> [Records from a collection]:
════════════════════
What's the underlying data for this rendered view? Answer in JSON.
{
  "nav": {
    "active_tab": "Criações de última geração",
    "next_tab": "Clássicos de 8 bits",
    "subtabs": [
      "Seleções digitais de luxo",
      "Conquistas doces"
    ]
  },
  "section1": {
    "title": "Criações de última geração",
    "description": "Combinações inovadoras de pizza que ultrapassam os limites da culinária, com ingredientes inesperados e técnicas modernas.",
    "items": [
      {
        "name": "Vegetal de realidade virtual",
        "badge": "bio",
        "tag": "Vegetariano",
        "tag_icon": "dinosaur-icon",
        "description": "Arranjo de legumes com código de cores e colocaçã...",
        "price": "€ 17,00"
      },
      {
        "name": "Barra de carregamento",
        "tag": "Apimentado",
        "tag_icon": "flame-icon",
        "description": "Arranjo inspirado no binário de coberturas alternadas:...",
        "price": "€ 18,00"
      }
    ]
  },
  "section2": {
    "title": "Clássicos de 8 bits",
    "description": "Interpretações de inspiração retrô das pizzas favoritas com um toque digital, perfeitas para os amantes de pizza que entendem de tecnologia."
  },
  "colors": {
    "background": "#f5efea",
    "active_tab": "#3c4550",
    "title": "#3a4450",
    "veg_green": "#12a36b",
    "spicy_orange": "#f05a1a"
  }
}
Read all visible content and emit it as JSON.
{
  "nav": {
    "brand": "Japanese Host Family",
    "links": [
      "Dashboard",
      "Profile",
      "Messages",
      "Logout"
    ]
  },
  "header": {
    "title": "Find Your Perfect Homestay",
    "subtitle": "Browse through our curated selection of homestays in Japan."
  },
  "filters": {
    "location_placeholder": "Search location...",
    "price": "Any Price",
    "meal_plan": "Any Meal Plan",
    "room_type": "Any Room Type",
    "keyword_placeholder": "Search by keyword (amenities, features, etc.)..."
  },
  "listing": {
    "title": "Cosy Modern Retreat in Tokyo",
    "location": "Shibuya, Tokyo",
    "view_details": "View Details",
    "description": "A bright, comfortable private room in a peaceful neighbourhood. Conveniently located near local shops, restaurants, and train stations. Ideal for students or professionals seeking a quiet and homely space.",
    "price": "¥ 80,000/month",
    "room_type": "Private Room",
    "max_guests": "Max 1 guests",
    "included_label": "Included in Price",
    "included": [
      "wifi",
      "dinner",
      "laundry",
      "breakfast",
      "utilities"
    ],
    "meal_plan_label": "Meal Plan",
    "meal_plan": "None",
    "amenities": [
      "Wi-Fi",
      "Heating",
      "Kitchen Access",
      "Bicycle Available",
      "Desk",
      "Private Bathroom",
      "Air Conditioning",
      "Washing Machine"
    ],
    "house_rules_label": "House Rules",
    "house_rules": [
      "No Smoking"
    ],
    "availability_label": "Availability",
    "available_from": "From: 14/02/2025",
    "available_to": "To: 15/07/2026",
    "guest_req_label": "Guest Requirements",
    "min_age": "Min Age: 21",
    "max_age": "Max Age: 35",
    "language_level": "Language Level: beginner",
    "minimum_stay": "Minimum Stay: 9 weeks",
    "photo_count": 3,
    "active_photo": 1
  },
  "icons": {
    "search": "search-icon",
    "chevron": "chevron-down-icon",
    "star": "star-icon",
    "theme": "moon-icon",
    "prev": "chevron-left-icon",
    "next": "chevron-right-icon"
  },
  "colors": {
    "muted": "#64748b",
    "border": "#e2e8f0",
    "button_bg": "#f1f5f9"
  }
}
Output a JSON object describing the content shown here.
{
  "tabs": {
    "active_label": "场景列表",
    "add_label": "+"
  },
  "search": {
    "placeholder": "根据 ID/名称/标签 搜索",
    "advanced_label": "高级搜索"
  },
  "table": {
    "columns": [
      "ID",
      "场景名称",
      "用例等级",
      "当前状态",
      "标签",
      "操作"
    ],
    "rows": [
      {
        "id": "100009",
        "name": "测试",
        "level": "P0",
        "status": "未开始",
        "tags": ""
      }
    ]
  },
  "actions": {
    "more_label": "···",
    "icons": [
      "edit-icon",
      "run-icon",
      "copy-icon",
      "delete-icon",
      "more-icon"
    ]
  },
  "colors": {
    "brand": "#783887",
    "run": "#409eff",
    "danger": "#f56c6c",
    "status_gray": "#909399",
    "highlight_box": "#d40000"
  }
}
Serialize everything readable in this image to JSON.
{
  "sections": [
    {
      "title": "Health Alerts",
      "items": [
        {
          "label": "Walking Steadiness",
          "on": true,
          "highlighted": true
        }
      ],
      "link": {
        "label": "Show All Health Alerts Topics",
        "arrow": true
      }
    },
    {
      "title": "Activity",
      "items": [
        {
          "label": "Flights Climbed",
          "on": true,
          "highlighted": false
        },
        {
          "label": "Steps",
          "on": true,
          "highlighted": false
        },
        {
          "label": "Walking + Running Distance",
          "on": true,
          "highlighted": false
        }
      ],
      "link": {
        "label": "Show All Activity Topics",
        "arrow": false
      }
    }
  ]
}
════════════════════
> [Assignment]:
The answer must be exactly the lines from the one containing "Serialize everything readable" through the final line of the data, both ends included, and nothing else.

> [Exercise response]:
Serialize everything readable in this image to JSON.
{
  "sections": [
    {
      "title": "Health Alerts",
      "items": [
        {
          "label": "Walking Steadiness",
          "on": true,
          "highlighted": true
        }
      ],
      "link": {
        "label": "Show All Health Alerts Topics",
        "arrow": true
      }
    },
    {
      "title": "Activity",
      "items": [
        {
          "label": "Flights Climbed",
          "on": true,
          "highlighted": false
        },
        {
          "label": "Steps",
          "on": true,
          "highlighted": false
        },
        {
          "label": "Walking + Running Distance",
          "on": true,
          "highlighted": false
        }
      ],
      "link": {
        "label": "Show All Activity Topics",
        "arrow": false
      }
    }
  ]
}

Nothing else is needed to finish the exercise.